*** Extracted material Section Begins ***
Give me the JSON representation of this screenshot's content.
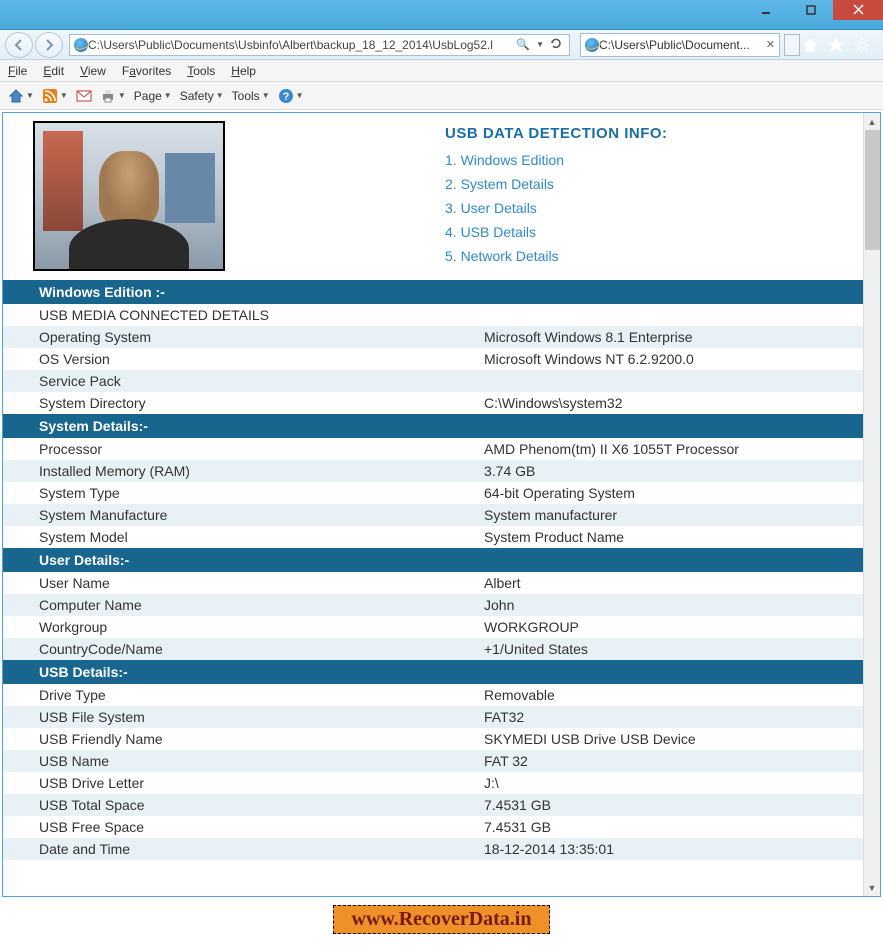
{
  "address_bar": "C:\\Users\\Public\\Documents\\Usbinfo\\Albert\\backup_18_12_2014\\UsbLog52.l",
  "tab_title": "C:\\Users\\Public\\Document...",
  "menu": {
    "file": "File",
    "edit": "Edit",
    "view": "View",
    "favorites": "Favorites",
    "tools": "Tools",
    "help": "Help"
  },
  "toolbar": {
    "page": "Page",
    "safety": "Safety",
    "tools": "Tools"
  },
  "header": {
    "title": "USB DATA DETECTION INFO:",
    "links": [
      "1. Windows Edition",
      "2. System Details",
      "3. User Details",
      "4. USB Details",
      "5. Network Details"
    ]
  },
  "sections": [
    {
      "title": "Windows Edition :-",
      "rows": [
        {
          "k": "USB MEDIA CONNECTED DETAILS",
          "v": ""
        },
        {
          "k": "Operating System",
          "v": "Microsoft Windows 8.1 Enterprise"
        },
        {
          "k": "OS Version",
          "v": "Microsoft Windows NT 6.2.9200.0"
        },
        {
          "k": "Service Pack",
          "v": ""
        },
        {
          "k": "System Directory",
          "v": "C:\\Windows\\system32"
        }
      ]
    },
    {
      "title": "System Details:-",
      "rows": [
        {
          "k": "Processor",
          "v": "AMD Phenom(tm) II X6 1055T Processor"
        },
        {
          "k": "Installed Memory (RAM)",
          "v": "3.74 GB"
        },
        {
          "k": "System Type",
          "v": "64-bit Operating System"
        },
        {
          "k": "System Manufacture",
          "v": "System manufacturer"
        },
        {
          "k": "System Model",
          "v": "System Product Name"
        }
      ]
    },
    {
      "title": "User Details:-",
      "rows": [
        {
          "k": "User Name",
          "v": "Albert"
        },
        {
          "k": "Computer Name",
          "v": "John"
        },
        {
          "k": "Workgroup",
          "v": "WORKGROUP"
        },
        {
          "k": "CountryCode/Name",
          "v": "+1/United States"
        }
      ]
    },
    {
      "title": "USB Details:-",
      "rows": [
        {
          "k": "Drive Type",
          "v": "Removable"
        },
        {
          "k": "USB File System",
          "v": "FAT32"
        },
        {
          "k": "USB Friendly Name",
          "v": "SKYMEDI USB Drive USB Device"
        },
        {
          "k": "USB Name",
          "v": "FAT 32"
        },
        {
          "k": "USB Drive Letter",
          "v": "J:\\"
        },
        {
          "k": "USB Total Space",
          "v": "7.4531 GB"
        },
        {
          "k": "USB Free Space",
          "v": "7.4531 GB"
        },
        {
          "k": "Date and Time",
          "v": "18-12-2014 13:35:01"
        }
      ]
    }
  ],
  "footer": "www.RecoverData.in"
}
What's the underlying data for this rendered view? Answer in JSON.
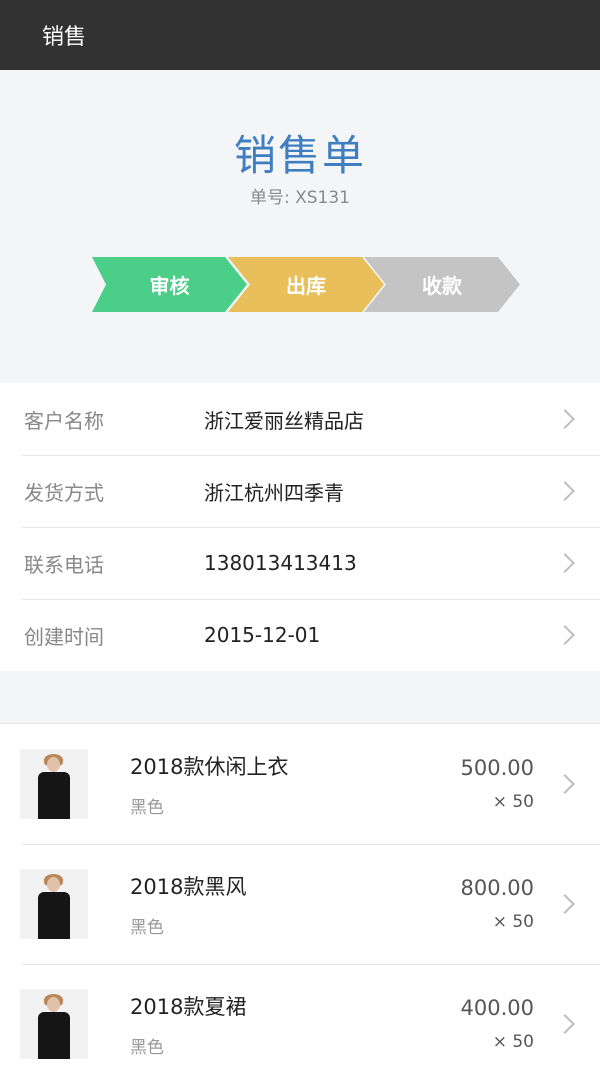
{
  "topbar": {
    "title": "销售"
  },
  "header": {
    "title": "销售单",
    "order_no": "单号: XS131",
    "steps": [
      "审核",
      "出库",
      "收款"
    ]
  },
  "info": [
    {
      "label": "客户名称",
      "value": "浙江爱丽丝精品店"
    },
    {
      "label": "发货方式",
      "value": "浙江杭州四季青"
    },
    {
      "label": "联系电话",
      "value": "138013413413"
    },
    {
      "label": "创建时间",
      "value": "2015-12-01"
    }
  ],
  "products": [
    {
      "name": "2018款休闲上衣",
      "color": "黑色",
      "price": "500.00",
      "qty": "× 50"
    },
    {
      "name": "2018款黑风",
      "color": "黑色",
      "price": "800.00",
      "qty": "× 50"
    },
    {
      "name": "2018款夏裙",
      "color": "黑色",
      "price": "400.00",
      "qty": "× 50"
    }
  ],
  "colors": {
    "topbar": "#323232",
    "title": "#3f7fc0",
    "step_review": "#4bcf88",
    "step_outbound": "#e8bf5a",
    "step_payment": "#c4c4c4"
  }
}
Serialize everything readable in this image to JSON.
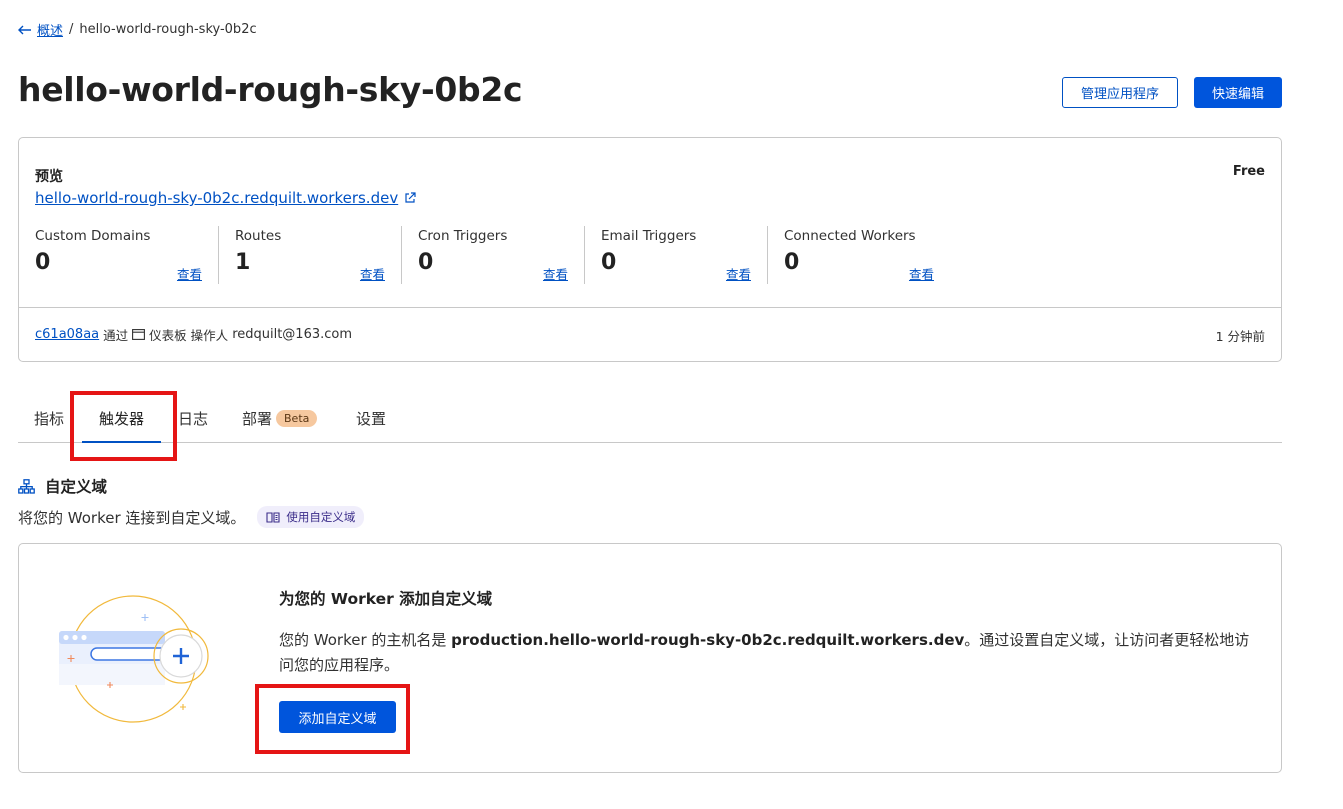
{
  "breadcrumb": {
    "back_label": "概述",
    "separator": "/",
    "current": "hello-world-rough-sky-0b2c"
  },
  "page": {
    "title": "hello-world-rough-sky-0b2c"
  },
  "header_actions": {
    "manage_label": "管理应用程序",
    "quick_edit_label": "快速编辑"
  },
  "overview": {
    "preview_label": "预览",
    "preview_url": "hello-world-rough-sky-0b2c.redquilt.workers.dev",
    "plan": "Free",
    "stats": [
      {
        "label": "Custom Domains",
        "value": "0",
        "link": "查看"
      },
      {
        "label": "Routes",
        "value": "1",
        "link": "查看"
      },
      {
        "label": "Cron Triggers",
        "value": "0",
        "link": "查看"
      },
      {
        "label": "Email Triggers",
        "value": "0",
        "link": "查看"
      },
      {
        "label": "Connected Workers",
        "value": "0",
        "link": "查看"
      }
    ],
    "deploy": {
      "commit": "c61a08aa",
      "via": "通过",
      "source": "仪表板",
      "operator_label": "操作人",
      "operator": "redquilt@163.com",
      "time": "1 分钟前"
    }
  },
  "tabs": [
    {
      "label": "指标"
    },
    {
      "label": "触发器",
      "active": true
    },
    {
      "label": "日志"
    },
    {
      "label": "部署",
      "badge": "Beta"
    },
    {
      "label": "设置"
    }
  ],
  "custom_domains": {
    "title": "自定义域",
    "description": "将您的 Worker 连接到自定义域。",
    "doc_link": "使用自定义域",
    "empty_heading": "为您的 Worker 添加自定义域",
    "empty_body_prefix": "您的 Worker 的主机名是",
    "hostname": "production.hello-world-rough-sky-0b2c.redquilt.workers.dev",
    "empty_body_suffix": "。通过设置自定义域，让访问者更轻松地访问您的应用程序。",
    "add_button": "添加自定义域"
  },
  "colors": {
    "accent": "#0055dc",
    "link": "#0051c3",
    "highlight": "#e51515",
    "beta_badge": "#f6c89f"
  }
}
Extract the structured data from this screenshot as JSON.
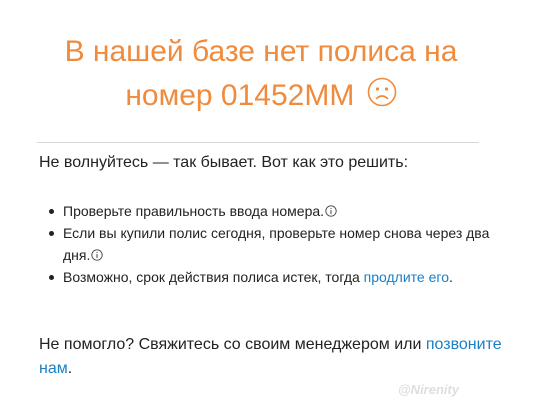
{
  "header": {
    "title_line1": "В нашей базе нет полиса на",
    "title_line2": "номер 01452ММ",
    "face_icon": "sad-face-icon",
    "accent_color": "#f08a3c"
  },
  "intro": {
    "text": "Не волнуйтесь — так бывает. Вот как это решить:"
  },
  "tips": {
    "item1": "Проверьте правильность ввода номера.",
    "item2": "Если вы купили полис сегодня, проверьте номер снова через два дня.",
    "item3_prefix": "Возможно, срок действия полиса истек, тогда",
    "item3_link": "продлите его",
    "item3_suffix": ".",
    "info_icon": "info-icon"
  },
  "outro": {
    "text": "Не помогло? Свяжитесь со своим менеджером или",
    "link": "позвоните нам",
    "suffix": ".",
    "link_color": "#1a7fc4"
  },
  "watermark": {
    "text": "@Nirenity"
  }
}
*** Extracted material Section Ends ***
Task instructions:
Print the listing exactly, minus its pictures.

Solution for this exercise:
Give me the JSON representation of this screenshot's content.
{
  "address_bar": "C:\\Users\\Public\\Documents\\Usbinfo\\Albert\\backup_18_12_2014\\UsbLog52.l",
  "tab_title": "C:\\Users\\Public\\Document...",
  "menu": {
    "file": "File",
    "edit": "Edit",
    "view": "View",
    "favorites": "Favorites",
    "tools": "Tools",
    "help": "Help"
  },
  "toolbar": {
    "page": "Page",
    "safety": "Safety",
    "tools": "Tools"
  },
  "header": {
    "title": "USB DATA DETECTION INFO:",
    "links": [
      "1. Windows Edition",
      "2. System Details",
      "3. User Details",
      "4. USB Details",
      "5. Network Details"
    ]
  },
  "sections": [
    {
      "title": "Windows Edition :-",
      "rows": [
        {
          "k": "USB MEDIA CONNECTED DETAILS",
          "v": ""
        },
        {
          "k": "Operating System",
          "v": "Microsoft Windows 8.1 Enterprise"
        },
        {
          "k": "OS Version",
          "v": "Microsoft Windows NT 6.2.9200.0"
        },
        {
          "k": "Service Pack",
          "v": ""
        },
        {
          "k": "System Directory",
          "v": "C:\\Windows\\system32"
        }
      ]
    },
    {
      "title": "System Details:-",
      "rows": [
        {
          "k": "Processor",
          "v": "AMD Phenom(tm) II X6 1055T Processor"
        },
        {
          "k": "Installed Memory (RAM)",
          "v": "3.74 GB"
        },
        {
          "k": "System Type",
          "v": "64-bit Operating System"
        },
        {
          "k": "System Manufacture",
          "v": "System manufacturer"
        },
        {
          "k": "System Model",
          "v": "System Product Name"
        }
      ]
    },
    {
      "title": "User Details:-",
      "rows": [
        {
          "k": "User Name",
          "v": "Albert"
        },
        {
          "k": "Computer Name",
          "v": "John"
        },
        {
          "k": "Workgroup",
          "v": "WORKGROUP"
        },
        {
          "k": "CountryCode/Name",
          "v": "+1/United States"
        }
      ]
    },
    {
      "title": "USB Details:-",
      "rows": [
        {
          "k": "Drive Type",
          "v": "Removable"
        },
        {
          "k": "USB File System",
          "v": "FAT32"
        },
        {
          "k": "USB Friendly Name",
          "v": "SKYMEDI USB Drive USB Device"
        },
        {
          "k": "USB Name",
          "v": "FAT 32"
        },
        {
          "k": "USB Drive Letter",
          "v": "J:\\"
        },
        {
          "k": "USB Total Space",
          "v": "7.4531 GB"
        },
        {
          "k": "USB Free Space",
          "v": "7.4531 GB"
        },
        {
          "k": "Date and Time",
          "v": "18-12-2014 13:35:01"
        }
      ]
    }
  ],
  "footer": "www.RecoverData.in"
}
What's the underlying data for this rendered view? Answer in JSON.
{
  "topbar": {
    "title": "销售"
  },
  "header": {
    "title": "销售单",
    "order_no": "单号: XS131",
    "steps": [
      "审核",
      "出库",
      "收款"
    ]
  },
  "info": [
    {
      "label": "客户名称",
      "value": "浙江爱丽丝精品店"
    },
    {
      "label": "发货方式",
      "value": "浙江杭州四季青"
    },
    {
      "label": "联系电话",
      "value": "138013413413"
    },
    {
      "label": "创建时间",
      "value": "2015-12-01"
    }
  ],
  "products": [
    {
      "name": "2018款休闲上衣",
      "color": "黑色",
      "price": "500.00",
      "qty": "× 50"
    },
    {
      "name": "2018款黑风",
      "color": "黑色",
      "price": "800.00",
      "qty": "× 50"
    },
    {
      "name": "2018款夏裙",
      "color": "黑色",
      "price": "400.00",
      "qty": "× 50"
    }
  ],
  "colors": {
    "topbar": "#323232",
    "title": "#3f7fc0",
    "step_review": "#4bcf88",
    "step_outbound": "#e8bf5a",
    "step_payment": "#c4c4c4"
  }
}
Serialize everything readable in this image to JSON.
{
  "breadcrumb": {
    "back_label": "概述",
    "separator": "/",
    "current": "hello-world-rough-sky-0b2c"
  },
  "page": {
    "title": "hello-world-rough-sky-0b2c"
  },
  "header_actions": {
    "manage_label": "管理应用程序",
    "quick_edit_label": "快速编辑"
  },
  "overview": {
    "preview_label": "预览",
    "preview_url": "hello-world-rough-sky-0b2c.redquilt.workers.dev",
    "plan": "Free",
    "stats": [
      {
        "label": "Custom Domains",
        "value": "0",
        "link": "查看"
      },
      {
        "label": "Routes",
        "value": "1",
        "link": "查看"
      },
      {
        "label": "Cron Triggers",
        "value": "0",
        "link": "查看"
      },
      {
        "label": "Email Triggers",
        "value": "0",
        "link": "查看"
      },
      {
        "label": "Connected Workers",
        "value": "0",
        "link": "查看"
      }
    ],
    "deploy": {
      "commit": "c61a08aa",
      "via": "通过",
      "source": "仪表板",
      "operator_label": "操作人",
      "operator": "redquilt@163.com",
      "time": "1 分钟前"
    }
  },
  "tabs": [
    {
      "label": "指标"
    },
    {
      "label": "触发器",
      "active": true
    },
    {
      "label": "日志"
    },
    {
      "label": "部署",
      "badge": "Beta"
    },
    {
      "label": "设置"
    }
  ],
  "custom_domains": {
    "title": "自定义域",
    "description": "将您的 Worker 连接到自定义域。",
    "doc_link": "使用自定义域",
    "empty_heading": "为您的 Worker 添加自定义域",
    "empty_body_prefix": "您的 Worker 的主机名是",
    "hostname": "production.hello-world-rough-sky-0b2c.redquilt.workers.dev",
    "empty_body_suffix": "。通过设置自定义域，让访问者更轻松地访问您的应用程序。",
    "add_button": "添加自定义域"
  },
  "colors": {
    "accent": "#0055dc",
    "link": "#0051c3",
    "highlight": "#e51515",
    "beta_badge": "#f6c89f"
  }
}
Extract the structured data from this screenshot as JSON.
{
  "header": {
    "title_line1": "В нашей базе нет полиса на",
    "title_line2": "номер 01452ММ",
    "face_icon": "sad-face-icon",
    "accent_color": "#f08a3c"
  },
  "intro": {
    "text": "Не волнуйтесь — так бывает. Вот как это решить:"
  },
  "tips": {
    "item1": "Проверьте правильность ввода номера.",
    "item2": "Если вы купили полис сегодня, проверьте номер снова через два дня.",
    "item3_prefix": "Возможно, срок действия полиса истек, тогда",
    "item3_link": "продлите его",
    "item3_suffix": ".",
    "info_icon": "info-icon"
  },
  "outro": {
    "text": "Не помогло? Свяжитесь со своим менеджером или",
    "link": "позвоните нам",
    "suffix": ".",
    "link_color": "#1a7fc4"
  },
  "watermark": {
    "text": "@Nirenity"
  }
}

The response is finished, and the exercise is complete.